In terms of documentation, found within a bundle of paper there lay a 140 year old Chemical society journal, barley held together by its binding and missing most of its pages. Yet surviving in this centuries old periodical was an article written excitedly over the new developments in synthetic dyes produced from coal tar. A field at the time less than a decade old, that would later lead to a massive colour revolution over the next 100 years and beyond. Documents such as this help connect you to the past and appreciate those advancements now so often taken for granted.
Ultimately, this collection shows the story of a major Yorkshire company and the people behind it. It covers the large history as well as the intimate stories of those involved at all levels. It is truly a fascinating collection that is as much a social history as it is scientific.
To find out more about this collection please contact the Leeds office of the West Yorkshire Archive Service and ask for collection reference WYL2551.
Lady Sabine Winn was an 18th Century woman keen on high fashion. The West Yorkshire Archives holds not only swatches of fashionable Duncan’s Checks belonging to Lady Winn but numerous notes of where to buy all the best articles ‘in the newest fashion’. The collection contains a handwritten description of articles made and sold at Gold’s Manufactory at No 26 New Street, Convent Garden which is ‘in the greatest variety at the lowest prices’. It reads almost as a concise list of accessories sold at Gold’s that can be bought for enhancing all manner of a lady’s dress: beads, buttons, trimmings, purses, jewellery, ‘hair cane and strings ornamented with gold’.

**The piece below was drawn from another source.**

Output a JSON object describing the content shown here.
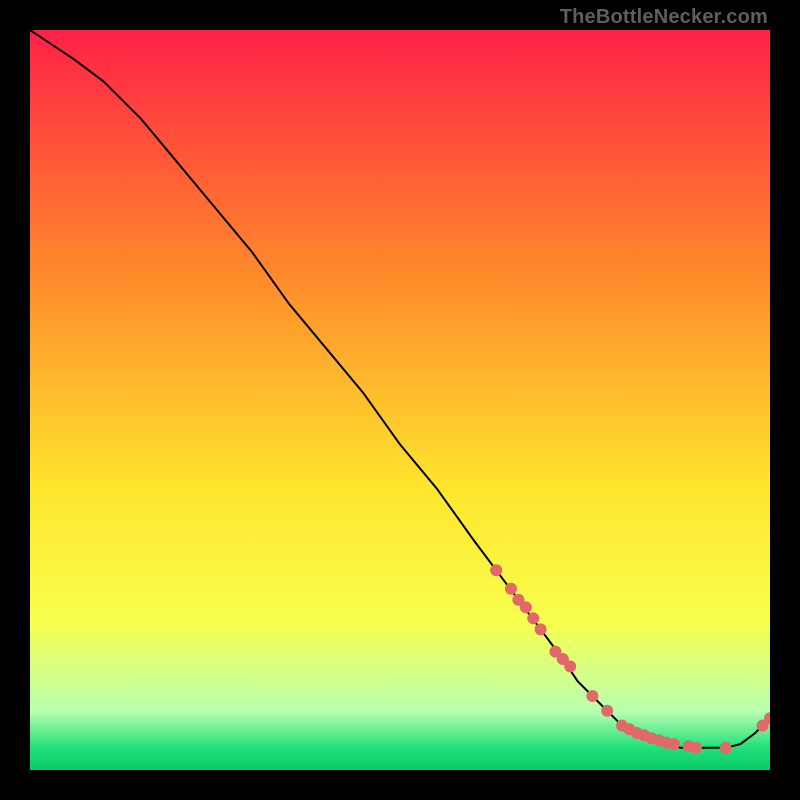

Hair was as important to Lady Winn as the outfits she wore. Her role model appears to be Queen Charlotte, the wife of King George III. Through her we know that the powder used in dressing her majesty’s hair on her last birthday (and also the Princesses) was made from rose leaves and orange buds by Lewis Hendrie, perfumer, who is based in Shug Lane, Golden Square, London. We also learn that Hendrie, who is also comb-maker to the Queen, goes to great lengths to supply the upper classes with their fashion requirements when he ‘begs leave to acquaint the nobility and gentry, that he has several very large fat bears, one of which he will have killed in a few day [sic] and that such as are pleased to have any of the Grease will either call or send their servants to see it cut off the animal’.
For more information about this collection please contact the Wakefield office of the West Yorkshire Archive Service and ask for the Nostell Priory Collection.